Not only did the catastrophic flooding in Thailand in 2011 result in a humanitarian disaster in Bangkok and the surrounding countryside, it had major economic ripple effects around the globe as supply chains in the automobile, disk drive, semiconductor industries, among others, were disrupted.

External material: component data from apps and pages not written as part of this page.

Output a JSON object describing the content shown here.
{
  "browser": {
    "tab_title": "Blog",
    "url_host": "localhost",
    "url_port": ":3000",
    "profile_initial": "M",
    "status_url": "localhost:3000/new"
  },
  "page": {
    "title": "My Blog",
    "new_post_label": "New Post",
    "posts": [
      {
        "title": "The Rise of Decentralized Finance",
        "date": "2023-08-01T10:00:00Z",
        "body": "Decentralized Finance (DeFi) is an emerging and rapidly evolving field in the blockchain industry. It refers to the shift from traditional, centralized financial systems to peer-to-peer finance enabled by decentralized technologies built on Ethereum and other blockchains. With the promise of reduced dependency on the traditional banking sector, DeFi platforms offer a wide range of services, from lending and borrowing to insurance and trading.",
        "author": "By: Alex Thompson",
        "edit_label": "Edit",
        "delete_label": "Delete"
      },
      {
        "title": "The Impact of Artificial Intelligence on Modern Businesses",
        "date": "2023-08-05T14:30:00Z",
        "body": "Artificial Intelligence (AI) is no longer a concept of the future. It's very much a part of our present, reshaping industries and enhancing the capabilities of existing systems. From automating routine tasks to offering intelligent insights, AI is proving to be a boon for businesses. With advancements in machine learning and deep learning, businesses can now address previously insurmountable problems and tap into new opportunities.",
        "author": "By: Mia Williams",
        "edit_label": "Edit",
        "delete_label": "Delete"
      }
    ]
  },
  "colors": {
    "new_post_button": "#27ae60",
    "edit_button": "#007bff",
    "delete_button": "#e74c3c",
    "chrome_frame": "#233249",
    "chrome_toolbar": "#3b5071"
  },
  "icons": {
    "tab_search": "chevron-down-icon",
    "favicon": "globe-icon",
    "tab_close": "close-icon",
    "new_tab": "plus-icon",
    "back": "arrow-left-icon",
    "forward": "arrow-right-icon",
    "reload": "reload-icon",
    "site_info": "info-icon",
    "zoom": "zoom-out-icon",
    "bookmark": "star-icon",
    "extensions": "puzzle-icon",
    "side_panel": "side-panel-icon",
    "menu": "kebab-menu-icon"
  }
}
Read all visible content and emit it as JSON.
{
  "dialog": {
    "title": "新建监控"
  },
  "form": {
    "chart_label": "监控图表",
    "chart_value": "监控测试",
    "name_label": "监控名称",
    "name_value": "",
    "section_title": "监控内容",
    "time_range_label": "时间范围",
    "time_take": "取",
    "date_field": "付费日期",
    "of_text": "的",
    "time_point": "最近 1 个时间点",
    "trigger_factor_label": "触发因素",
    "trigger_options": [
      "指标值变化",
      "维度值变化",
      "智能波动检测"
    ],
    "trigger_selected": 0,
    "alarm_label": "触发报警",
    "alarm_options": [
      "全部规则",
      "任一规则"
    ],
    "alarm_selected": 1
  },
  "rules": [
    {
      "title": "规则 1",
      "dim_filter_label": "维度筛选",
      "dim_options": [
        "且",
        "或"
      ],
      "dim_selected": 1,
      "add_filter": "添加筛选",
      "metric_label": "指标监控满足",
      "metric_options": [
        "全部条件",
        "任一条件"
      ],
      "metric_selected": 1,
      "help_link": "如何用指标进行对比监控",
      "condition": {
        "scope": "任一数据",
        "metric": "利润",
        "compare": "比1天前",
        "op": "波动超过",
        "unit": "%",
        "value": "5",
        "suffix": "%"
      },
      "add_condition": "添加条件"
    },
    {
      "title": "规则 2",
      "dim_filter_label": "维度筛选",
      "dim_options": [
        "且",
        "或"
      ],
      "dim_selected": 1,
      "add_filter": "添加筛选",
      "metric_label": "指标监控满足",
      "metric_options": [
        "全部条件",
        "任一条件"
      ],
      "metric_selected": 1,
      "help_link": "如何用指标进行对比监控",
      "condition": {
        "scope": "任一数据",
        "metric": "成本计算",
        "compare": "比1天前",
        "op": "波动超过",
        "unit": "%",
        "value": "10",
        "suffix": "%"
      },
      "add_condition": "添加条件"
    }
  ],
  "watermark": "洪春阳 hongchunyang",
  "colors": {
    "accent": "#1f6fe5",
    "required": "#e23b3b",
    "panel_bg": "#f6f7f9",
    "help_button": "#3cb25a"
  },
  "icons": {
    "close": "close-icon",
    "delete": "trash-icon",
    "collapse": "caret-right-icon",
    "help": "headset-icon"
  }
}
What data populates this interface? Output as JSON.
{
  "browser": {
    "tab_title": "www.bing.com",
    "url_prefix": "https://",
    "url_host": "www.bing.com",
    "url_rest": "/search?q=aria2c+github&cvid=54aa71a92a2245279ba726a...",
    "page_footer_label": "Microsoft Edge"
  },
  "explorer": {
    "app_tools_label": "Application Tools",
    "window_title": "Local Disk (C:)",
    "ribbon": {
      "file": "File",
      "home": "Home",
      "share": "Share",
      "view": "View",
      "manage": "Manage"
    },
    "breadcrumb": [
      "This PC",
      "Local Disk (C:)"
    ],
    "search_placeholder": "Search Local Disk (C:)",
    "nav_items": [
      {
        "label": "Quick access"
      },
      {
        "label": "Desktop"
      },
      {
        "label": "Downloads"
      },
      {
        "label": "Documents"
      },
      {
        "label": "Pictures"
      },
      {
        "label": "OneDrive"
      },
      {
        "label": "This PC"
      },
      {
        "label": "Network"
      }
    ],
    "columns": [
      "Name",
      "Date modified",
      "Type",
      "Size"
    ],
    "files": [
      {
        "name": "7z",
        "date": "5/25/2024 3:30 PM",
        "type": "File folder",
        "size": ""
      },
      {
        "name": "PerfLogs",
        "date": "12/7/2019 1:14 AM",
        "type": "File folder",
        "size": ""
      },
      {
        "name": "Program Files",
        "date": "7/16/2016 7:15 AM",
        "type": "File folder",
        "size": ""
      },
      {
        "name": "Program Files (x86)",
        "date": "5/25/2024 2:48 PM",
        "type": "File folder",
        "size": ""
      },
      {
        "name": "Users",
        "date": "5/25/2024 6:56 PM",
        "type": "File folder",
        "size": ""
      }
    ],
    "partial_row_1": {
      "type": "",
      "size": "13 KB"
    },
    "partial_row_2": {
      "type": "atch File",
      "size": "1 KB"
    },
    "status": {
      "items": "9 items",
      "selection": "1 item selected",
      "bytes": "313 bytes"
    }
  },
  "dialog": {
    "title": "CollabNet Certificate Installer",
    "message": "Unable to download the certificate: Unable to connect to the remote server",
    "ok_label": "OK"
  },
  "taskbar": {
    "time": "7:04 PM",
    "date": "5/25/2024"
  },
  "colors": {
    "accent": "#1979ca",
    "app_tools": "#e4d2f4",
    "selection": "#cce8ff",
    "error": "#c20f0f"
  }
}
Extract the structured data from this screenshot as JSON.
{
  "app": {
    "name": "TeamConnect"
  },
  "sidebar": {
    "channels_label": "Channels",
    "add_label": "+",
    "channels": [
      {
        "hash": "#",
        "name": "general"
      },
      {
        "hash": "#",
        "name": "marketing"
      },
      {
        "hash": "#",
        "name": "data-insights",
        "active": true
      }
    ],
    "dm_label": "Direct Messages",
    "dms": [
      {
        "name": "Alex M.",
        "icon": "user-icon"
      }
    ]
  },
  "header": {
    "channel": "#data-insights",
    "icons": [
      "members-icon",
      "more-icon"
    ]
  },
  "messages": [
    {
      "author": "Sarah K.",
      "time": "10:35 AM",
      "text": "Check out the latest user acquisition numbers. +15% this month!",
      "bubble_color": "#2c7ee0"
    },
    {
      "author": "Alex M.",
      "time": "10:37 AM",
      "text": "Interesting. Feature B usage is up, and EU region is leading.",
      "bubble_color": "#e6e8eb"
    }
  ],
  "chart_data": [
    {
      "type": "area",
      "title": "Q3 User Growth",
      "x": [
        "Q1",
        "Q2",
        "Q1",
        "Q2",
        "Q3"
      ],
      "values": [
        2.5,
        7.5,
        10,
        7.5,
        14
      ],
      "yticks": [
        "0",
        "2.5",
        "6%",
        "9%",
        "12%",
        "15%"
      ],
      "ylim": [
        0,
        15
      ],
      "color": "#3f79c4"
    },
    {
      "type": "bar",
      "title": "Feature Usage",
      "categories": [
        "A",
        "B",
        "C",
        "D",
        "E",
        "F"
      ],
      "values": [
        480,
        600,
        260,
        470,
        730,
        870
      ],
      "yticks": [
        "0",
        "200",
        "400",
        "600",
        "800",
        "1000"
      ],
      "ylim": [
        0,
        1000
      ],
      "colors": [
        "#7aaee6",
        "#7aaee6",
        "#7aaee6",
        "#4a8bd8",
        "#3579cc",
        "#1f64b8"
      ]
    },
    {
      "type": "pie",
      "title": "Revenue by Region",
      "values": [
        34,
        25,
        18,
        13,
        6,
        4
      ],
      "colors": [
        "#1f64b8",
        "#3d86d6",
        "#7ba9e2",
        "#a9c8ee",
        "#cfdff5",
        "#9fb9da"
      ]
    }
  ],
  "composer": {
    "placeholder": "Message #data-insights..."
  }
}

Argos Analytics was founded by Robert Dickinson shortly after the flooding occurred because, having had a successful career as a high tech executive, he realized that businesses didn’t recognize climate change as a strategic challenge, let alone have the information they needed to be able to prepare for and deal with its impacts.
Since our inception, we’ve worked on projects ranging from future flood risks for the city of Del Mar, California and future heat waves for a Northeastern hospital chain to a decision tool for managing health risks across California from rising temperatures, developed as part of the Fourth California Climate Change Assessment.
What We Do
From the vast, and growing, array of data on the future climate that is available, we extract what’s relevant to our clients based on the nature of their business, where they operate and their planning horizon and translate it into terms that relate directly to how they do business.
Our current focus is on providing design data for the built environment that incorporates the effects of climate change, in partnership with global engineering firm Arup, and information for winegrowers about how climatic conditions will change in their vineyards over the next several decades and how that will affect the grape varieties growing in them.
Adapting to Climate Change is Not Optional
Adapting to changing climate conditions is unavoidable since even if carbon emissions and deforestation stopped tomorrow it would take several decades for the effects to be felt due to the inertia in the climate system. The only question is whether you will do so proactively, based on a clear understanding of what’s coming, or try to recover when the unexpected inevitably strikes.